# Required work
The answer is to be all of the data below, reproduced exactly.

──────── Material supplied ────────

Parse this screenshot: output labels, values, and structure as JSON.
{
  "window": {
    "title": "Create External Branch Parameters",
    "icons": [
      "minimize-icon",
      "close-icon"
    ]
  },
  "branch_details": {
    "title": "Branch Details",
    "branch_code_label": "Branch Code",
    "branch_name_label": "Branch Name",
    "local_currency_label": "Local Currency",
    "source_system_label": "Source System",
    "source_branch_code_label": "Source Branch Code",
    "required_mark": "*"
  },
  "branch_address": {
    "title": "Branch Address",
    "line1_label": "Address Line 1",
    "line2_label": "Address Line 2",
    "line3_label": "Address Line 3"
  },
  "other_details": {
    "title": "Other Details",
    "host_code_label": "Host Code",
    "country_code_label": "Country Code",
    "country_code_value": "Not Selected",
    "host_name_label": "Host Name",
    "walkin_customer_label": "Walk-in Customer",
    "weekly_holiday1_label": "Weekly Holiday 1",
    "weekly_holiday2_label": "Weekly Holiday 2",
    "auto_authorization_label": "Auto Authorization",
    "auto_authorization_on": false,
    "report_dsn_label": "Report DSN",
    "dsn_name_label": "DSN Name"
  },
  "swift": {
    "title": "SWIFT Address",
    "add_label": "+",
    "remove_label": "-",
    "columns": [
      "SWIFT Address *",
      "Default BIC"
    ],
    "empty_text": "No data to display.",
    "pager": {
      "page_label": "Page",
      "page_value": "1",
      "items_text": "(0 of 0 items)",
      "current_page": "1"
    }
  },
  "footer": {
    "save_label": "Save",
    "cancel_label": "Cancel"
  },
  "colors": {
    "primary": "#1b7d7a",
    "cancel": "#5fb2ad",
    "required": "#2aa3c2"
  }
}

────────

# Exercise result
Parse this screenshot: output labels, values, and structure as JSON.
{
  "window": {
    "title": "Create External Branch Parameters",
    "icons": [
      "minimize-icon",
      "close-icon"
    ]
  },
  "branch_details": {
    "title": "Branch Details",
    "branch_code_label": "Branch Code",
    "branch_name_label": "Branch Name",
    "local_currency_label": "Local Currency",
    "source_system_label": "Source System",
    "source_branch_code_label": "Source Branch Code",
    "required_mark": "*"
  },
  "branch_address": {
    "title": "Branch Address",
    "line1_label": "Address Line 1",
    "line2_label": "Address Line 2",
    "line3_label": "Address Line 3"
  },
  "other_details": {
    "title": "Other Details",
    "host_code_label": "Host Code",
    "country_code_label": "Country Code",
    "country_code_value": "Not Selected",
    "host_name_label": "Host Name",
    "walkin_customer_label": "Walk-in Customer",
    "weekly_holiday1_label": "Weekly Holiday 1",
    "weekly_holiday2_label": "Weekly Holiday 2",
    "auto_authorization_label": "Auto Authorization",
    "auto_authorization_on": false,
    "report_dsn_label": "Report DSN",
    "dsn_name_label": "DSN Name"
  },
  "swift": {
    "title": "SWIFT Address",
    "add_label": "+",
    "remove_label": "-",
    "columns": [
      "SWIFT Address *",
      "Default BIC"
    ],
    "empty_text": "No data to display.",
    "pager": {
      "page_label": "Page",
      "page_value": "1",
      "items_text": "(0 of 0 items)",
      "current_page": "1"
    }
  },
  "footer": {
    "save_label": "Save",
    "cancel_label": "Cancel"
  },
  "colors": {
    "primary": "#1b7d7a",
    "cancel": "#5fb2ad",
    "required": "#2aa3c2"
  }
}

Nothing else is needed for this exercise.